In a groundbreaking archaeological discovery in the Huescan Pyrenees, researchers have unveiled intricate livestock management strategies and feeding practices, challenging the traditional perception of early high mountain societies during the Neolithic period. Published in Frontiers in Environmental Archaeology and coordinated by the Universitat Autònoma de Barcelona (UAB) in collaboration with the CSIC, the University of Évora, and the Government of Aragon, the study integrates carbon and nitrogen stable isotope analysis with archaeozoological analyses.
Contrary to the prevailing notion of limited activities such as transhumance of sheep and goats, the research at the archaeological site of Coro Trasito offers a unique insight into the complex farming and livestock practices of the first high mountain societies around 6,500 to 7,500 years ago. Historically, high mountain regions were considered seasonal and primarily reliant on wild resources.
The study focused on characterizing livestock practices and feeding strategies in the Early Neolithic period, challenging the traditional emphasis on sheep and goat transhumance. The researchers applied a pioneering combination of stable carbon and nitrogen isotope analysis in bone collagen, offering insights into animal diet and their position in the food chain. Coupled with archaeozoological analysis, the study revealed distinct management and feeding strategies among different animal flocks.
The results indicated that the initial settlers in high mountain regions had small flocks comprising cows, goats, sheep, and pigs, primarily utilized for meat and milk production. This challenges the conventional narrative and highlights the early economic importance of pigs in the Neolithic period. The study also identified diverse approaches to animal feeding, showcasing adaptation to environmental conditions within the Coro Trasito cave.

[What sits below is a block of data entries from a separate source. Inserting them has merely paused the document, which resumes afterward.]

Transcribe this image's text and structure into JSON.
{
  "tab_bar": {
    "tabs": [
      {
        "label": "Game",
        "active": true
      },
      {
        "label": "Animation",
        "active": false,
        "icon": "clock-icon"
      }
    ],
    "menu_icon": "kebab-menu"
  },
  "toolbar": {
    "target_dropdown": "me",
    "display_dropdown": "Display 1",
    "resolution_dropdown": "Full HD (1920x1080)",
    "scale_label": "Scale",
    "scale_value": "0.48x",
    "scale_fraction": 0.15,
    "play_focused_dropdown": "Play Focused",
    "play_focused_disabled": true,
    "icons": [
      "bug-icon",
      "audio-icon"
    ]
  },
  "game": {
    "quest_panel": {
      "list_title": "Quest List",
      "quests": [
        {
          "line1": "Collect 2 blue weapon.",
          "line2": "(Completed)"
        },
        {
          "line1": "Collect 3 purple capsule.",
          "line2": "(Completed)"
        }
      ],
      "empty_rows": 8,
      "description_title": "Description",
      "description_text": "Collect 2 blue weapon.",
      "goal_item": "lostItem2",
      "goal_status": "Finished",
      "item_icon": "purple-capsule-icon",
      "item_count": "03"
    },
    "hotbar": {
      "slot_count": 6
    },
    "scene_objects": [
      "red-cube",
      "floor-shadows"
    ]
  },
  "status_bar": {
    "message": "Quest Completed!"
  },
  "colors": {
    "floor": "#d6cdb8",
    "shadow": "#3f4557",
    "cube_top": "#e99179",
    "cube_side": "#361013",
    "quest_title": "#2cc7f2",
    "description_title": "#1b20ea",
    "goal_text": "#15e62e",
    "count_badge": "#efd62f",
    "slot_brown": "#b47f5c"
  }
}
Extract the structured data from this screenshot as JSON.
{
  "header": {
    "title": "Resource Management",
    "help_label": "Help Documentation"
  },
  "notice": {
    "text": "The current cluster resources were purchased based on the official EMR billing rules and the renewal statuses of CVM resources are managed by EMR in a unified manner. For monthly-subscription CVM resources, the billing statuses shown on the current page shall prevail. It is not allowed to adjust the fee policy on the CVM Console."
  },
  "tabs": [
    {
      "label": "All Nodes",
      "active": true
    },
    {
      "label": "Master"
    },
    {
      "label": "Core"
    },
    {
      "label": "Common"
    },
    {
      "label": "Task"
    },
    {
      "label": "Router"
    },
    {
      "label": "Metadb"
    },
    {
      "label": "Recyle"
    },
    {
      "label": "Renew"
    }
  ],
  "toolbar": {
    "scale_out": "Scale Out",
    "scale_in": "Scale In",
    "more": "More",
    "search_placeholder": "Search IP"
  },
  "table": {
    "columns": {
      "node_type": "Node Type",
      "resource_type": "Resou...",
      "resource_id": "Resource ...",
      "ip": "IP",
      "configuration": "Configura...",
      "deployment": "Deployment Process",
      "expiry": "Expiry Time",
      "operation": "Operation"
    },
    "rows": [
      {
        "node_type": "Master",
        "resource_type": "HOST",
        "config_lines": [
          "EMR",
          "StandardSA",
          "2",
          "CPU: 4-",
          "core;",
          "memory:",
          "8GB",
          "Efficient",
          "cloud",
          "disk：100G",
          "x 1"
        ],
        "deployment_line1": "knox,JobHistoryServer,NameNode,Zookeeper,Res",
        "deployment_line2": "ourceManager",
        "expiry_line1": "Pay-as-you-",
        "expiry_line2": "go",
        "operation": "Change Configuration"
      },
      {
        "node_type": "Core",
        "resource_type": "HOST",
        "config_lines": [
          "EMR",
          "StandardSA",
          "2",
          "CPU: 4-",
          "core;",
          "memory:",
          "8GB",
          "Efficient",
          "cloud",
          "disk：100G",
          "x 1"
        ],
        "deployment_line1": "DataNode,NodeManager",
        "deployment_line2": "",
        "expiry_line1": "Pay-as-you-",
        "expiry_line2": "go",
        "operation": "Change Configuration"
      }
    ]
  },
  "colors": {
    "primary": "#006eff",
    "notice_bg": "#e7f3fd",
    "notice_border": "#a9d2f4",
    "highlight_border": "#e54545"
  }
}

The research demonstrated that the inhabitants of Coro Trasito relied predominantly on domestic resources, challenging the notion of high mountain societies relying heavily on wild resources. Moreover, the identification of transformation activities related to dairy products and fat, along with the presence of storage structures within the cave, signifies the complexity of neolithization processes in the Central Pyrenees. The findings indicate rapid integration into a broader and more intricate economic system, reshaping our understanding of the early high mountain societies during the Neolithic period.